The rumor mill is back on iWatch watch, with a report from Reuters that Apple has filed an application to pick up the name in Japan. The report follows one from Apple Insider, which reported that a Russian technology blog had found a similar application for the name in Russia.
Apple spokeswoman Trudy Muller declined to comment on the reports.
But Apple hasn’t exactly been silent about the potential of wearable technology, and chief executive Tim Cook set off a flurry of speculation when he told All Things Digital’s Walt Mossberg and Kara Swisher that the wrist is “interesting” and “natural” at a tech conference in May, as opposed to a device worn where people aren’t already accessorizing, such as with glasses.
Cook also said that while he’s seen a lot of gadgets out there that have gone into the wearable market, didn’t think anyone had quite cracked it, another possible dig at Google Glass.
Google’s taken a lot of flak for the design of its Glass headset, from the cyborg-like way it wraps around the head to the discomfort many people have with the idea of having a screen that close to their eye all the time. Glass users, confined at this point to developers and early testers, have generally said they get used to it after a while and find that having the alerts actually help them use their tech less overall because they aren’t constantly fumbling in their pockets for their phones. But Cook did raise a good point: If you don’t already wear glasses on a regular basis, will something like Glass make you want to?
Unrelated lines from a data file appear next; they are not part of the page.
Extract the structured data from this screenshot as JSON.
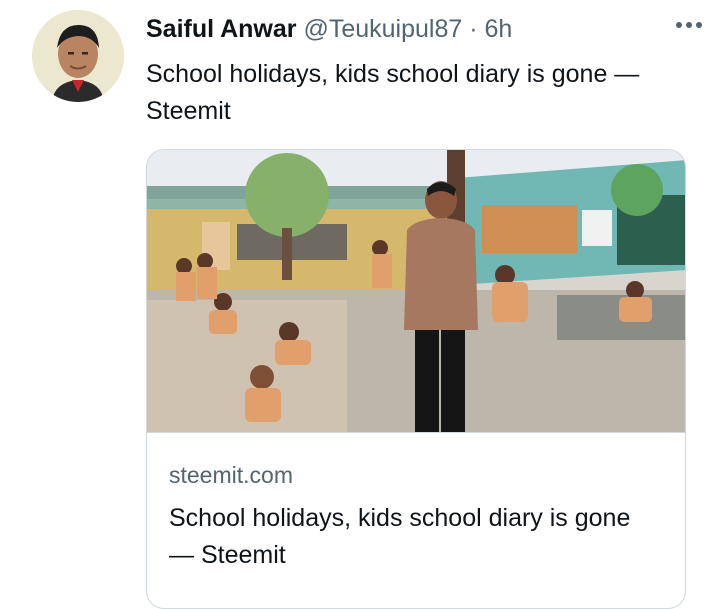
{
  "tweet": {
    "author_name": "Saiful Anwar",
    "author_handle": "@Teukuipul87",
    "separator": "·",
    "time": "6h",
    "more_icon": "more-horizontal-icon",
    "text": "School holidays, kids school diary is gone — Steemit"
  },
  "card": {
    "domain": "steemit.com",
    "title": "School holidays, kids school diary is gone — Steemit"
  },
  "colors": {
    "text_primary": "#0f1419",
    "text_secondary": "#536471",
    "border": "#cfd9de"
  }
}
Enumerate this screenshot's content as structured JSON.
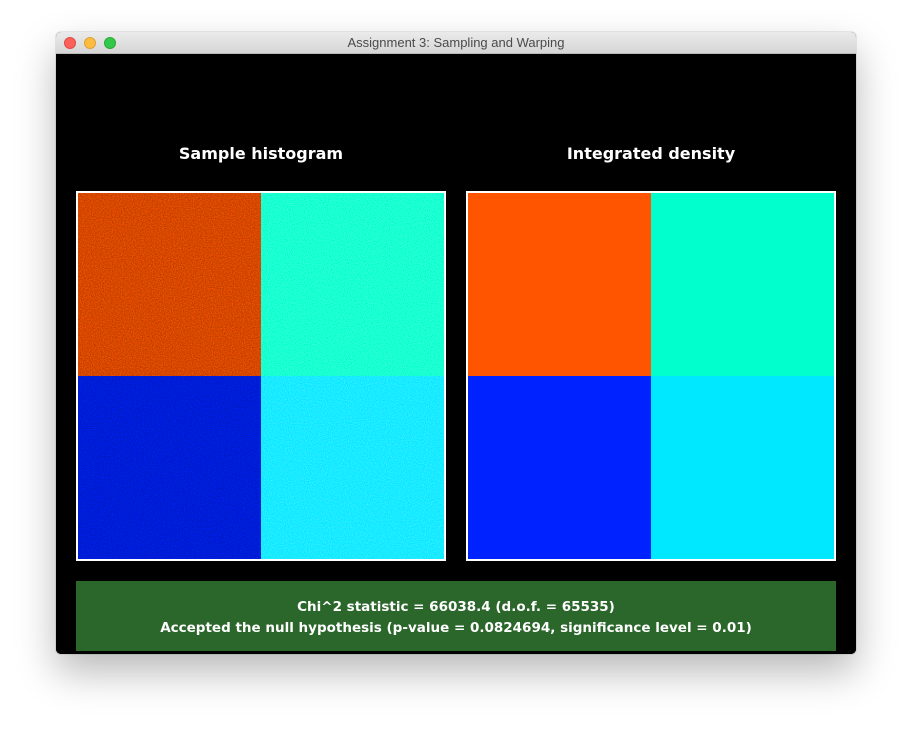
{
  "window": {
    "title": "Assignment 3: Sampling and Warping"
  },
  "panels": {
    "left_title": "Sample histogram",
    "right_title": "Integrated density"
  },
  "result": {
    "line1": "Chi^2 statistic = 66038.4 (d.o.f. = 65535)",
    "line2": "Accepted the null hypothesis (p-value = 0.0824694, significance level = 0.01)",
    "status_color": "#2b662b"
  },
  "quadrant_colors": {
    "top_left": "#ff5500",
    "top_right": "#00ffcc",
    "bottom_left": "#0022ff",
    "bottom_right": "#00e8ff"
  },
  "icons": {
    "close": "close-traffic-light-icon",
    "minimize": "minimize-traffic-light-icon",
    "maximize": "maximize-traffic-light-icon"
  }
}
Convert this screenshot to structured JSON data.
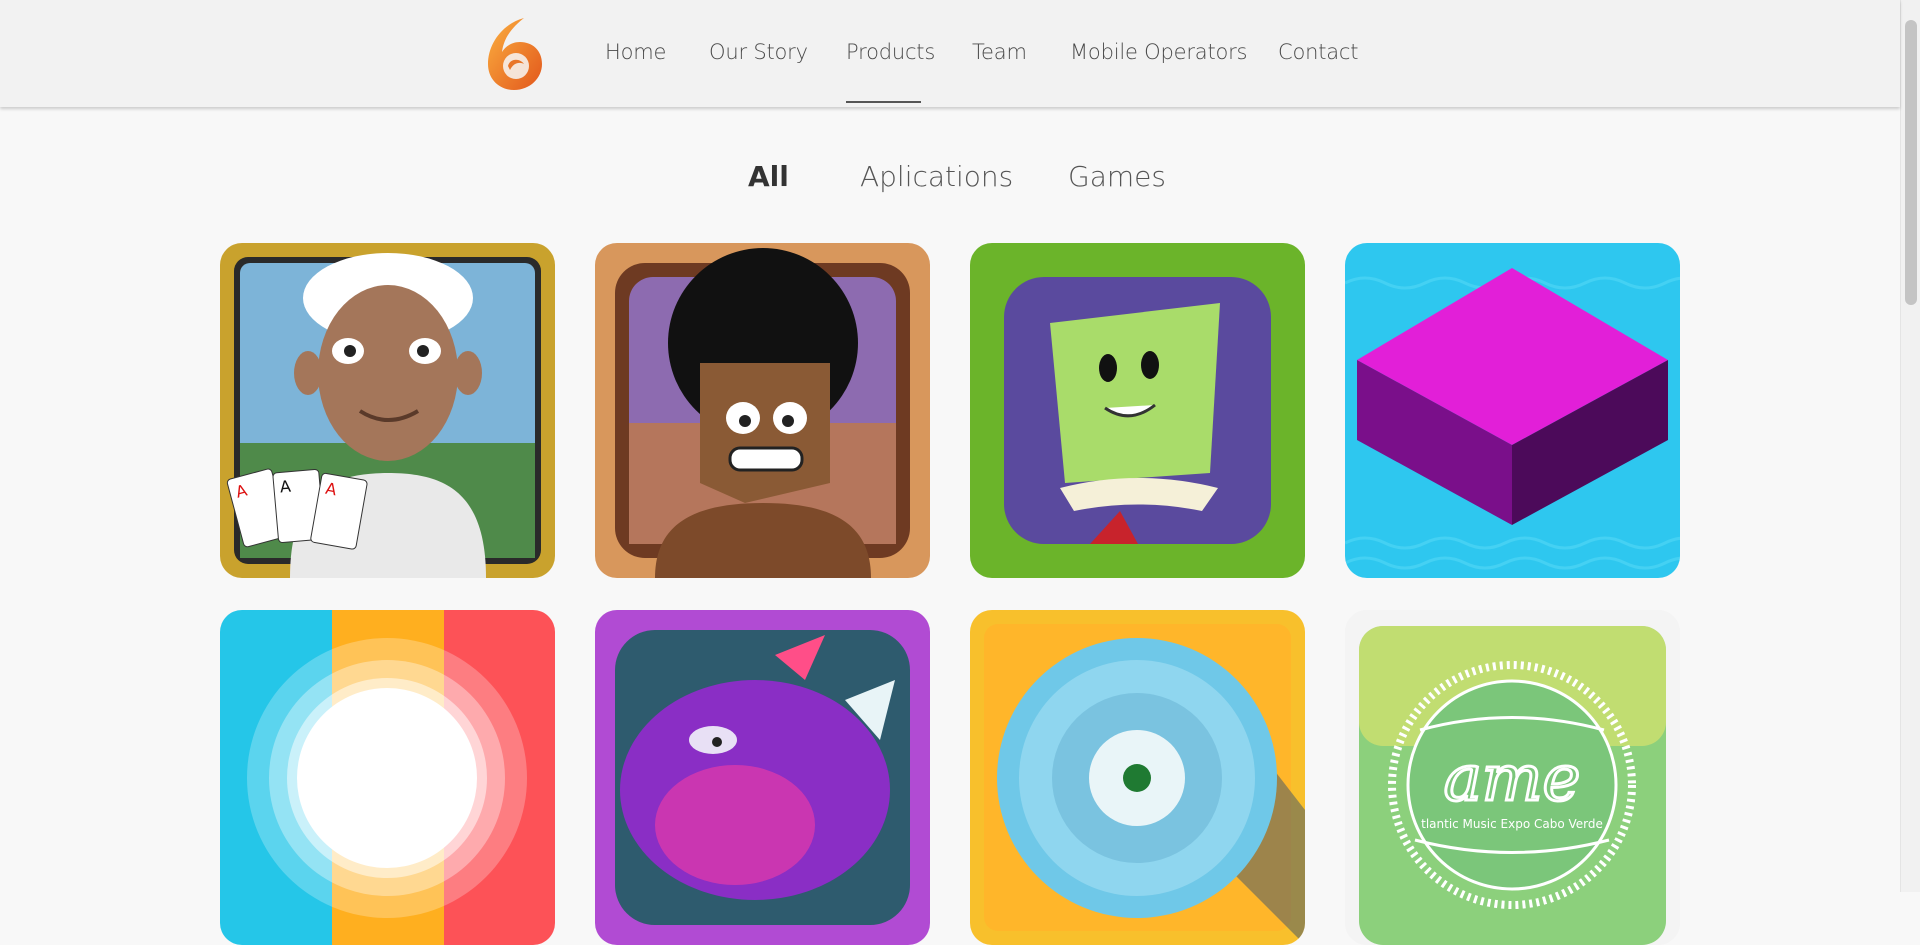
{
  "nav": {
    "items": [
      "Home",
      "Our Story",
      "Products",
      "Team",
      "Mobile Operators",
      "Contact"
    ],
    "active": "Products"
  },
  "filters": {
    "items": [
      "All",
      "Aplications",
      "Games"
    ],
    "active": "All"
  },
  "products": [
    {
      "icon": "card-player-icon"
    },
    {
      "icon": "afro-caveman-icon"
    },
    {
      "icon": "green-monster-icon"
    },
    {
      "icon": "magenta-cube-icon"
    },
    {
      "icon": "color-circle-icon"
    },
    {
      "icon": "purple-crab-icon"
    },
    {
      "icon": "blue-disc-icon"
    },
    {
      "icon": "ame-globe-icon",
      "text": "ame",
      "subtext": "tlantic Music Expo Cabo Verde"
    }
  ],
  "colors": {
    "accent": "#f08a24",
    "nav_bg": "#f2f2f2",
    "page_bg": "#f8f8f8"
  }
}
Fitness tools such as the Nike FuelBand or the Jawbone that track users from the wrist have shown that people are willing to cede space that once held watches, bracelets and cause-supporting wristbands to higher-tech gadgets. Then again, wristwatches have been on the decline as more people rely on their smartphones, computers or even radios to give them the time. So,Apple would probably have to put in some killer features to make the device successful.
Plus, more time spent at keyboards can make having something around your wrist less comfortable than it used to be. That’s particularly true if you’re working on a shiny new laptop (such as, oh, I don’t know, a MacBook Air) and want to keep it, and your watch, scratch-free.
Whatever Apple ends up doing with the idea — and it should be noted that patent filings and even trademark registrations do not a product make — the deciding factor will be less about what it is and more about what it does. Cellphones didn’t look all that nice in the early years, but they bridged a gap we were filling with landlines and beepers. Bluetooth headsets, on the other hand, have shown that if the experience isn’t consistently good, then the gadget may not be worth the hassle.
If Google, Apple or some other tech company can make something wearable that’s that transformative, then sooner or later we’ll all jump on board, whether it’s on our wrists, our faces, hanging from our ears or woven into our shirts.
Sign up today to receive #thecircuit, a daily roundup of the latest tech policy news from Washington and how it is shaping business, entertainment and science.